Joe Gibbs, one of the leads of the OirthirSAT team, said: “We’re thrilled to have been shortlisted for the Nanosat Design Competition. We believe we have a great proposal for how nanosatellites could be used to monitor the effects of climate change on coastal regions around the world, and we’re looking forward to moving on to the next stage of the competition.”
Dr Kevin Worrall of the University’s James Watt School of Engineering is helping to mentor the team as they progress through the competition.
Dr Worrall said: “It’s fantastic to see the team gain this level of recognition from the judges. They’ve been working hard to come up with a very practical proposal which could have a real impact on how we monitor climate change from space. They have a great chance now to scoop the prize and I’m pleased to be able to offer my support as we approach the final decision in May.”
The members of the OirthirSAT team are:

  • Joe Gibbs, PhD, Aerospace Sciences
  • Diego Hidalgo De Las Heras, MEng Aeronautical Engineering
  • Georgios Tita, MEng Electronics and Electrical Engineering
  • Freya Muir, PhD in Geographical and Earth Science (Coastal Modelling)
  • Theodoros Serghiou, MEng Electronics and Electrical Engineering
  • Ignacio Serrano Martín-Sacristán, BEng Aerospace Engineering
  • Gregor MacAskill, MEng Aeronautical Engineering
  • Ozgur Civan Dogan, Computing Science
  • Nektarios Chari, MEng Mechanical Engineering
  • Natalia Ibagon, MSc Robotics and AI

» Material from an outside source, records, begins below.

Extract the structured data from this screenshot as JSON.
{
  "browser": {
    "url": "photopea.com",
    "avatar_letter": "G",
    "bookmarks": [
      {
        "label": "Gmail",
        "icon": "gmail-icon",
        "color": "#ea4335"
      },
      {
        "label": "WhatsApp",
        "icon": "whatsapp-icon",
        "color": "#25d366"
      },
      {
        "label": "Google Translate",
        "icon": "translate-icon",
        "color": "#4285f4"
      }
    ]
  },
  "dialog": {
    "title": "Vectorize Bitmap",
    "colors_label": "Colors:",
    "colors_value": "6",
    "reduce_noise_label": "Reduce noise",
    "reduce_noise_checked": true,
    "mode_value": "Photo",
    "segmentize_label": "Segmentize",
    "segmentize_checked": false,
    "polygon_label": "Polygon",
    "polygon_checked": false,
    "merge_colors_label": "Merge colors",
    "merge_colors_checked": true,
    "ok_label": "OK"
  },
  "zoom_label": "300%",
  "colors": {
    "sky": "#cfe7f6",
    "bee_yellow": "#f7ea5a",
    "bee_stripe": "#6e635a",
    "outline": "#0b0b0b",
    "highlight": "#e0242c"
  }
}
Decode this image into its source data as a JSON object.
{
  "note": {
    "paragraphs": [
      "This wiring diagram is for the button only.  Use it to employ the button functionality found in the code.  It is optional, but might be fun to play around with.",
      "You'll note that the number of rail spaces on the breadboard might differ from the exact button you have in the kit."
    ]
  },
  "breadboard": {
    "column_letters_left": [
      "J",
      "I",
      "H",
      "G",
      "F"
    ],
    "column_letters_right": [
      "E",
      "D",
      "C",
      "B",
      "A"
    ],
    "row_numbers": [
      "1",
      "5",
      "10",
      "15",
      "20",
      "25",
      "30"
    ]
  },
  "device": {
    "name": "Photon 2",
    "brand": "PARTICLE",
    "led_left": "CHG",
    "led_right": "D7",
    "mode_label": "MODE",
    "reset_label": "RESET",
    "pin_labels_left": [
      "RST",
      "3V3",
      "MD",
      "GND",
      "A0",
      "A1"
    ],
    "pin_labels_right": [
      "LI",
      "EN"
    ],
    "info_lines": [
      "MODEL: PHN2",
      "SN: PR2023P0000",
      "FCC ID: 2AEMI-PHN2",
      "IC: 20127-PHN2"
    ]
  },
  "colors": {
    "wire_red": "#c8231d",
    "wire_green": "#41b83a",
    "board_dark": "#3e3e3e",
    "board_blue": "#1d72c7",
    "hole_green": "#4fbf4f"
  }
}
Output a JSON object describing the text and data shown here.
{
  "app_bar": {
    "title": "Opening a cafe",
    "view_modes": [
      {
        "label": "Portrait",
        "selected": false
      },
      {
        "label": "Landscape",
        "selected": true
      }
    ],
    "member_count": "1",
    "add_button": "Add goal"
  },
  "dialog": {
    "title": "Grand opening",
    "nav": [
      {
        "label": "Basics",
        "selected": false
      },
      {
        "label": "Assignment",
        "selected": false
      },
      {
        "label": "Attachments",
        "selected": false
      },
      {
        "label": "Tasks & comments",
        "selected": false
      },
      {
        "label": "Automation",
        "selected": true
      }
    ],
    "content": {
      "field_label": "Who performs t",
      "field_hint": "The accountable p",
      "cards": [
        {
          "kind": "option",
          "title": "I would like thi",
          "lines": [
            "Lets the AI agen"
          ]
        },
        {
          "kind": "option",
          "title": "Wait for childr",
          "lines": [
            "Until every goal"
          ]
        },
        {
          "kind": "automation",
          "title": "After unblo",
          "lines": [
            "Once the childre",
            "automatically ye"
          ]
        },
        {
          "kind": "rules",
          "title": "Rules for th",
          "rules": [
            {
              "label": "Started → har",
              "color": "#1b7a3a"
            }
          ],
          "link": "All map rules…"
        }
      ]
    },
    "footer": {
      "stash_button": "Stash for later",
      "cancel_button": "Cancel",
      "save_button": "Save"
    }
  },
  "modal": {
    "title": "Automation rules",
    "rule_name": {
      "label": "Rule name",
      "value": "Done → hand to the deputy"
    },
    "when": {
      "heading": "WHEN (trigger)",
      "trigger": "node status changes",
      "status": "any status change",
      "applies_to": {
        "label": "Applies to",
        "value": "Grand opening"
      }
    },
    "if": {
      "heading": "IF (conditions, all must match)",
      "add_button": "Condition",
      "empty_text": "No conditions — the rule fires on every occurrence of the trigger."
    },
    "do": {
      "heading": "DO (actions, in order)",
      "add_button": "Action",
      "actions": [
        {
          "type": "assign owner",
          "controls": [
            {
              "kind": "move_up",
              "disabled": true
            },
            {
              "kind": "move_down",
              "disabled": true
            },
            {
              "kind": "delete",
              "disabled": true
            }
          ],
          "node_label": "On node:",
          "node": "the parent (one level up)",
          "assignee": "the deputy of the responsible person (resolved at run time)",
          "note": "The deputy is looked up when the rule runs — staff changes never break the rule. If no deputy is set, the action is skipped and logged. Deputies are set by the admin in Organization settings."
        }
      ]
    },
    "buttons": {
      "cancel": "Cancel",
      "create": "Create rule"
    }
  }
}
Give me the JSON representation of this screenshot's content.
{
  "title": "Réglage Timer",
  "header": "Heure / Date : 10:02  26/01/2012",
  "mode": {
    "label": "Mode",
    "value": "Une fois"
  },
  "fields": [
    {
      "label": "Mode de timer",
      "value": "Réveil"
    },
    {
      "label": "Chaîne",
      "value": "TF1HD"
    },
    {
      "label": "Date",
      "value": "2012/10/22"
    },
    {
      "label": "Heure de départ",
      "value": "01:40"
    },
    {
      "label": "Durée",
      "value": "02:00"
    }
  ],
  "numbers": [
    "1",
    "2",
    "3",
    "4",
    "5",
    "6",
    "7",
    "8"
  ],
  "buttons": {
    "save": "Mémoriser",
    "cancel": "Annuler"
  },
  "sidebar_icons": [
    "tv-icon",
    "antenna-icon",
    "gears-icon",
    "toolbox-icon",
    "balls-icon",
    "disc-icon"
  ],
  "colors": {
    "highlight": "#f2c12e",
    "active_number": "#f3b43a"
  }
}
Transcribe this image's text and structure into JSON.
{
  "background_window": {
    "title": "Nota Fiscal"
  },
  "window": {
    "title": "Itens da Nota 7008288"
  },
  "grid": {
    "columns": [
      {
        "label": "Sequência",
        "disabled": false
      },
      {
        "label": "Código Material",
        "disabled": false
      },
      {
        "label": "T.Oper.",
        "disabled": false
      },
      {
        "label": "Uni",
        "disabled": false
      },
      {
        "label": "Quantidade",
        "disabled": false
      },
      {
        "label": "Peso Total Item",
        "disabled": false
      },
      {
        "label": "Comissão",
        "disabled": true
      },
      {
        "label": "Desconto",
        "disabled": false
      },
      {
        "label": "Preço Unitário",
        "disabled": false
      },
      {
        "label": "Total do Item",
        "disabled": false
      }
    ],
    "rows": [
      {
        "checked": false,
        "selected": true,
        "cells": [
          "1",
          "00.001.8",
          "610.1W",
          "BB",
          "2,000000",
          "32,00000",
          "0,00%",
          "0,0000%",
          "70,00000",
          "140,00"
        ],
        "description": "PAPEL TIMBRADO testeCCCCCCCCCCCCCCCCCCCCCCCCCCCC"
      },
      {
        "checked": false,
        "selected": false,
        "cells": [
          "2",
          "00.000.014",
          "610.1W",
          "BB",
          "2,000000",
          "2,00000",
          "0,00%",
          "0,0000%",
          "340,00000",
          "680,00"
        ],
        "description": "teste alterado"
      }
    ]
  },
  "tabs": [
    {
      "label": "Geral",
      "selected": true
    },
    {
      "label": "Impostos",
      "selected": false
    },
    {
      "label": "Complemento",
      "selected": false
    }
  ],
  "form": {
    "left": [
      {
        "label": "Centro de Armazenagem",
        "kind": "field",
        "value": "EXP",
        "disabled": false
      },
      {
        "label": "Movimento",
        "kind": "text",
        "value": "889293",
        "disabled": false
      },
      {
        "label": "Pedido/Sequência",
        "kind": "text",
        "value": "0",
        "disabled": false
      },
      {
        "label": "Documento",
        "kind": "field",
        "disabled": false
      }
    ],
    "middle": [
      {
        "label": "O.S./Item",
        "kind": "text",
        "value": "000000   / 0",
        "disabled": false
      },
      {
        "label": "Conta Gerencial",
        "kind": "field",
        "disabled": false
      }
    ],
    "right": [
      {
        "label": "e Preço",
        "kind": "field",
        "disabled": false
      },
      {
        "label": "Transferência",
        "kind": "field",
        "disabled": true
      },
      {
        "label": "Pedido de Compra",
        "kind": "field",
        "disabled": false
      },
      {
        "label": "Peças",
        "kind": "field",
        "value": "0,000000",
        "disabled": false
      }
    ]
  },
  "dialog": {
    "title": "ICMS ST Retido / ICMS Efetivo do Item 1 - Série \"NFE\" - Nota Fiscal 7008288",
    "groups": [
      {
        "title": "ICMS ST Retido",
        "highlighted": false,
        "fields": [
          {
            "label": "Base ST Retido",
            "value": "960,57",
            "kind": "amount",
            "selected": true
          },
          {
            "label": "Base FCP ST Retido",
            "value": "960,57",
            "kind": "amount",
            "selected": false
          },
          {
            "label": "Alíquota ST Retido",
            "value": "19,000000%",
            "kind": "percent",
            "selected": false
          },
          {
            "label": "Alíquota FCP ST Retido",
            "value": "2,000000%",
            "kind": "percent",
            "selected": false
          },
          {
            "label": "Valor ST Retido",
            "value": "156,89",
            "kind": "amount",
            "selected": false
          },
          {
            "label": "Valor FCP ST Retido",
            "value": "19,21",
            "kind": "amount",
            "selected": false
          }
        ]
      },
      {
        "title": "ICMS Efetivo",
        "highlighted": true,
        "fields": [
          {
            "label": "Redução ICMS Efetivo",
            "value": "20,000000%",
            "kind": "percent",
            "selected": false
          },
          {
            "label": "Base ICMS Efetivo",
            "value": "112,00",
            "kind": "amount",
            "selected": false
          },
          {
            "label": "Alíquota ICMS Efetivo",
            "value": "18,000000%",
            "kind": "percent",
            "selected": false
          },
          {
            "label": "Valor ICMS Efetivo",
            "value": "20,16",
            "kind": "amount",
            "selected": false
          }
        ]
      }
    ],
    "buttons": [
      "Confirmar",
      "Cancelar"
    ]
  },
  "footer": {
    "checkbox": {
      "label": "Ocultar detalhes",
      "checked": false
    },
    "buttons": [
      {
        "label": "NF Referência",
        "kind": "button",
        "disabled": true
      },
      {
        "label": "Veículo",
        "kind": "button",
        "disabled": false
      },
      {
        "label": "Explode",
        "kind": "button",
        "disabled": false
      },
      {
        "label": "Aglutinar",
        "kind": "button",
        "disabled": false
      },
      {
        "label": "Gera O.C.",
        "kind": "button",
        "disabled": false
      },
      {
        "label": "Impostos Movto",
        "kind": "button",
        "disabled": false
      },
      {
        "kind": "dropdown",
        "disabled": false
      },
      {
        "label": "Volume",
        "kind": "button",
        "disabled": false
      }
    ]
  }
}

A picture of the members of the GU Orbit teamUK Government Minister for Scotland Iain Stewart said: “It’s inspiring to see a new generation of scientists exploring how satellites can be used to help tackle climate change. I’m particularly pleased to see students from the University of Glasgow among the competition finalists, and I wish them the very best of luck.”

The UK Government is determined to secure the UK’s role as a global leader in the space sector and Scotland is a key part of this ambition, with the UK’s first vertical satellite launches set to take off from Shetland later this year.
Transport Minister Trudy Harrison said: “With satellite launches due to start from British soil this year, it’s great to see our young people coming up with brilliant and innovative uses for nanosats in our important battle against climate change.
“From wind turbines to coastal vegetation, the shortlisted ideas display a wealth of ingenuity and original thinking which I commend.
“As we stand on the cusp of a new commercial space age, this type of technology will help create new, high-skilled jobs and bring economic benefits to communities right across the UK, helping us to level up and inspire the next generation of space experts.”
Ian Annett, Deputy CEO of the UK Space Agency said: “These five teams stood out in a competitive field and should be incredibly proud of making it through to the next round of the competition with their climate satellite designs.
From this year, we’ll have the ability to launch small satellites from the UK which opens up huge opportunities to inspire the next generation, create hundreds of new jobs and support research in important areas such as climate science.
As set out in the National Space Strategy, the UK is set to become the first country in Europe to host small satellite launches in 2022, building on the UK’s leading small satellite industry and creating high skilled jobs across the country. This will also help UK scientists use space technology to help tackle global challenges, including climate change.

First published: 11 February 2022